Type out the entries again, keeping every word unchanged.

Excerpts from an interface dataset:
....

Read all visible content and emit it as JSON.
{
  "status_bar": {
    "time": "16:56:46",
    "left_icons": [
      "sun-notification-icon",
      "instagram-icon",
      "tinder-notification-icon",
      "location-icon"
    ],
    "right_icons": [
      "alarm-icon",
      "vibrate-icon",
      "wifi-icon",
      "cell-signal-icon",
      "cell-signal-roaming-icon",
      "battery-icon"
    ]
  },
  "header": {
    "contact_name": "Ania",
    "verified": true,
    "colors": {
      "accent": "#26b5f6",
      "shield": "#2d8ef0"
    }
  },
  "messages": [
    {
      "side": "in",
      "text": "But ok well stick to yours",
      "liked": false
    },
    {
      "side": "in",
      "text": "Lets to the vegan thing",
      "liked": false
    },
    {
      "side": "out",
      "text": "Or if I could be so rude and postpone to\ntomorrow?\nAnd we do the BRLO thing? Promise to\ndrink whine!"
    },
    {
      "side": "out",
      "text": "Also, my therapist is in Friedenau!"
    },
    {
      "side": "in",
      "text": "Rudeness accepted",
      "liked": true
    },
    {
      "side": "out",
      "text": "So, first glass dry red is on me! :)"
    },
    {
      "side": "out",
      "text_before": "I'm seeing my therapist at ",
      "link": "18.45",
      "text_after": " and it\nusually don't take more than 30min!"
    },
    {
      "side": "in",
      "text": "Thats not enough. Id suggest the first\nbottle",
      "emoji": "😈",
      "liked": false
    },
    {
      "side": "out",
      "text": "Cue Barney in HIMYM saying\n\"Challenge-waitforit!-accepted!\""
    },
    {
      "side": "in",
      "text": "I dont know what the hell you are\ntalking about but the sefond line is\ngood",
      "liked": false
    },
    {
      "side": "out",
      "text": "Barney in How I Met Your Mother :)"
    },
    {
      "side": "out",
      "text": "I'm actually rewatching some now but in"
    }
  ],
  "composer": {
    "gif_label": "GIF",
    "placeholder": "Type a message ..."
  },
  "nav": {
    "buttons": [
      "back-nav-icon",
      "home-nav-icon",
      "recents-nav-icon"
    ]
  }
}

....

**TASK OUTPUT:**
Read all visible content and emit it as JSON.
{
  "status_bar": {
    "time": "16:56:46",
    "left_icons": [
      "sun-notification-icon",
      "instagram-icon",
      "tinder-notification-icon",
      "location-icon"
    ],
    "right_icons": [
      "alarm-icon",
      "vibrate-icon",
      "wifi-icon",
      "cell-signal-icon",
      "cell-signal-roaming-icon",
      "battery-icon"
    ]
  },
  "header": {
    "contact_name": "Ania",
    "verified": true,
    "colors": {
      "accent": "#26b5f6",
      "shield": "#2d8ef0"
    }
  },
  "messages": [
    {
      "side": "in",
      "text": "But ok well stick to yours",
      "liked": false
    },
    {
      "side": "in",
      "text": "Lets to the vegan thing",
      "liked": false
    },
    {
      "side": "out",
      "text": "Or if I could be so rude and postpone to\ntomorrow?\nAnd we do the BRLO thing? Promise to\ndrink whine!"
    },
    {
      "side": "out",
      "text": "Also, my therapist is in Friedenau!"
    },
    {
      "side": "in",
      "text": "Rudeness accepted",
      "liked": true
    },
    {
      "side": "out",
      "text": "So, first glass dry red is on me! :)"
    },
    {
      "side": "out",
      "text_before": "I'm seeing my therapist at ",
      "link": "18.45",
      "text_after": " and it\nusually don't take more than 30min!"
    },
    {
      "side": "in",
      "text": "Thats not enough. Id suggest the first\nbottle",
      "emoji": "😈",
      "liked": false
    },
    {
      "side": "out",
      "text": "Cue Barney in HIMYM saying\n\"Challenge-waitforit!-accepted!\""
    },
    {
      "side": "in",
      "text": "I dont know what the hell you are\ntalking about but the sefond line is\ngood",
      "liked": false
    },
    {
      "side": "out",
      "text": "Barney in How I Met Your Mother :)"
    },
    {
      "side": "out",
      "text": "I'm actually rewatching some now but in"
    }
  ],
  "composer": {
    "gif_label": "GIF",
    "placeholder": "Type a message ..."
  },
  "nav": {
    "buttons": [
      "back-nav-icon",
      "home-nav-icon",
      "recents-nav-icon"
    ]
  }
}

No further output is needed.